When weaknesses are used they lead to feelings of negativity, disengagement, and lack of motivation.
Not to mention the obvious poor performance. Evolution taught us to naturally attend to what’s wrong so don’t blame yourself, but you can change the focus to what is right.
So why you shouldn’t develop your weaknesses but what to do when you need them?
Here are some ideas of how to think of your weaknesses and what you can do about them when you have to use them in your work or home life.
A weakness is a weakness
Don’t dress it up. Call it that and accept it so that you can get on with dealing with any impact it has and focusing your development in the areas of your strengths. Avoid stress by asking for help when you need it, and be more honest about the work and roles that you are suited for and those you are not. It also opens opportunities for those around you to dial up their strengths in the areas of your weaknesses, allowing others to shine in new areas.
It is not an ‘area for development’
These should be something where you can develop to become exceptional, which is not going to be in an area of a weakness. Development that is focused exclusively on weaknesses is ineffective. You will end up feeling like a failure in the process, like the good old ‘presentation course’ which tries to teach someone who prefers staying in the background to stand on stage. Our advice is not to waste money trying to make yourself or others excel in things at which they are naturally poor.

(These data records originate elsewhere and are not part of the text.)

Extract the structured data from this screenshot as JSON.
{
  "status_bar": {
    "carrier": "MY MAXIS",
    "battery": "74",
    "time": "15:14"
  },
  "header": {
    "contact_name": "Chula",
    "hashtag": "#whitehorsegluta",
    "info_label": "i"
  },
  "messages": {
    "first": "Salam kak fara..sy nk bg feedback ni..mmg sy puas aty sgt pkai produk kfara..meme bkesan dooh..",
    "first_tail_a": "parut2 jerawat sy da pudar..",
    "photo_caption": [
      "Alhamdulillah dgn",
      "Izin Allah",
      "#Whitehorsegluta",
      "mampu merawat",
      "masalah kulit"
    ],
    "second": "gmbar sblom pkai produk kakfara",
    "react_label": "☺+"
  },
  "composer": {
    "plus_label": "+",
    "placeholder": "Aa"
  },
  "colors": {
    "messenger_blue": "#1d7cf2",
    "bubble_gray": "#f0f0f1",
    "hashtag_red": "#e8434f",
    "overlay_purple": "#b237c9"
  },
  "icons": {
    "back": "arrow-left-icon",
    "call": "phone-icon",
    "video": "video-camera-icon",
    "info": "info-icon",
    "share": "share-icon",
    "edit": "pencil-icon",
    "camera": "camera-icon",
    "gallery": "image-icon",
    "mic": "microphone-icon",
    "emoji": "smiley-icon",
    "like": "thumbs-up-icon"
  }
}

Let me be clear, this is different from people developing in times of challenges. For example, you may go on to develop a new strength in Time Optimiser during your first few months of parenting, but you are still very unlikely to be a good Planner or enjoy it if you never did!
Don’t get me wrong, weaknesses shouldn’t be ignored. You need to know what your weaknesses are, and then manage them in a way that minimises them and makes their impact irrelevant. Try the following:-
Reshape the role – Reorganise what you do in a way that reduces the extent to which you have to use the weakness, ideally so that you don’t have to use it at all. Do this by delegating to others — if you can — or by rearranging the way that work gets done.
Reshape your approach – What if it wasn’t making small talk (Rapport Builder), but instead you tasked yourself with finding out more about something of interest about the person (Curiosity)?
Use strengths to compensate – Use your strengths in such a way that your weakness is compensated for. For example, a strength in Resilience might enable you to overcome a weakness in Feedback.
Find complementary partners – Find someone who has a strength where you have a weakness.
Get good enough – Finally, if none of the above are possible, learn to practice this weakness to a level of competence. Accept that the weakness is not something you’re ever likely to do well in or be energised by.
So, now you know how to manage your weaknesses, focus on developing what you love to do with your strengths.
If you’re ready to start your journey to becoming a strengths coach and see what your next steps could be, find out more here with the tool that I use: Strength Profile.
Thanks Trudy Bateman for this guest article. Always great to add your ideas. Katy